Maybe you can try an event storming session with a bpmn editor instead of stickies, on a big screen. The screen would look like https://demo.bpmn.io/new (this is not the complete modeler, the real one contains a properties editor on the right and there may be more, I send the link just to give an idea).

Now that I’ve found this thread I’ll have to give a write up soon.

Short version though: BPM generally aligns with ISO certifications that companies aim for which require documenting business processes. Then you move from being able to take a flow chart and turn it into something that runs. Then you start hooking nodes of that flow chart into other systems to automate away some of the human bits where possible.

The power in it is the ability to start simple and then improve as you find the process being repeated a lot.
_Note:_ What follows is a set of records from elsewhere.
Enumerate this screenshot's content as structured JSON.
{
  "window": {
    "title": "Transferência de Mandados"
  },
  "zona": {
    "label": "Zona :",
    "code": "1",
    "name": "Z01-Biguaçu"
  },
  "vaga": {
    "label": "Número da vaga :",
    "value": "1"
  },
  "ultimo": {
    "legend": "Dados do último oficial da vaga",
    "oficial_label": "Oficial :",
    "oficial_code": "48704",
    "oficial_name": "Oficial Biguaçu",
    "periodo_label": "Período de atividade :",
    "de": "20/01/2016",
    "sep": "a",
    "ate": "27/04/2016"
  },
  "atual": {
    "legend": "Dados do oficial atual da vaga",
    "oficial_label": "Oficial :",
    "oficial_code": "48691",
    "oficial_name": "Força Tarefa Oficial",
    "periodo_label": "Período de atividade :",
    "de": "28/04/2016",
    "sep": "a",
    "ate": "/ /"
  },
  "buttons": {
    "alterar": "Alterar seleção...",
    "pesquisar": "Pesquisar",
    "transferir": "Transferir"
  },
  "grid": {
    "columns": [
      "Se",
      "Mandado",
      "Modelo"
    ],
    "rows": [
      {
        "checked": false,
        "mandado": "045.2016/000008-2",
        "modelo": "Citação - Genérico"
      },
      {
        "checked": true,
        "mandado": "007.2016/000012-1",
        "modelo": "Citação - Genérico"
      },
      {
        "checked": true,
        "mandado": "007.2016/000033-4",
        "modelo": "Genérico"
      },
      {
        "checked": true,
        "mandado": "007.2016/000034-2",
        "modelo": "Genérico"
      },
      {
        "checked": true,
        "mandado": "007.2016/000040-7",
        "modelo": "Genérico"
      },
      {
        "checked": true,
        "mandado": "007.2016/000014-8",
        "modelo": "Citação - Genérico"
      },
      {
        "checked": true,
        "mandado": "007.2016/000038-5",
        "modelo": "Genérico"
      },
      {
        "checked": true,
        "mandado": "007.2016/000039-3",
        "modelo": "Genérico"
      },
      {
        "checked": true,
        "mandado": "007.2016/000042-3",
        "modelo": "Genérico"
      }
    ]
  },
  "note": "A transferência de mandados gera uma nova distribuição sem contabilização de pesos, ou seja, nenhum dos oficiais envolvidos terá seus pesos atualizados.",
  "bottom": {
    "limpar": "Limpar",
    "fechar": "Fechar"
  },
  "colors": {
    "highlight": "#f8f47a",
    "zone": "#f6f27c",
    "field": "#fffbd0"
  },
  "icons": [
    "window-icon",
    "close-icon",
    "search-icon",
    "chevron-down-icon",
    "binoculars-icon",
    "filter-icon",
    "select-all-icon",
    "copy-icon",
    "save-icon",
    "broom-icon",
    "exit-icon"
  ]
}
Anybody can write up a process and drop it in a folder on a network drive to say “this is our on-boarding process” but without a system to enforce it, it probably won’t be.

With BPM in place you start with essentially a flow charted checklist, then you start routing it to different people based on responses in that checklist.

My interest comes because I see a lot of benefit from it for my wife’s small business. It could make her life a lot easier for managing everything from signing up new patients, filing insurance claims, handling employee license renewals, patient discharge, etc. Unfortunately, the systems are pretty complicated as most seem geared toward larger companies…and most are written in Java as well.

It’s very much a glue system that handles talking to both humans and APIs.

Simple examples would be something like an on boarding process for new employees that steps through paperwork, HR, benefits, legal stuff, systems access, etc. When you are done you are looking at talking to multiple people to ensures proper bits have been covered, creating email and calendar access, granting access to specific systems, etc. The whole process might take a few days, including check points and reminders. Somebody may need to review where each person is in the process and multiple people may be on-boarded at the same time.

BPM creates a way for that to happen in a manner that can be visually reviewed, understood, enforced and then updated.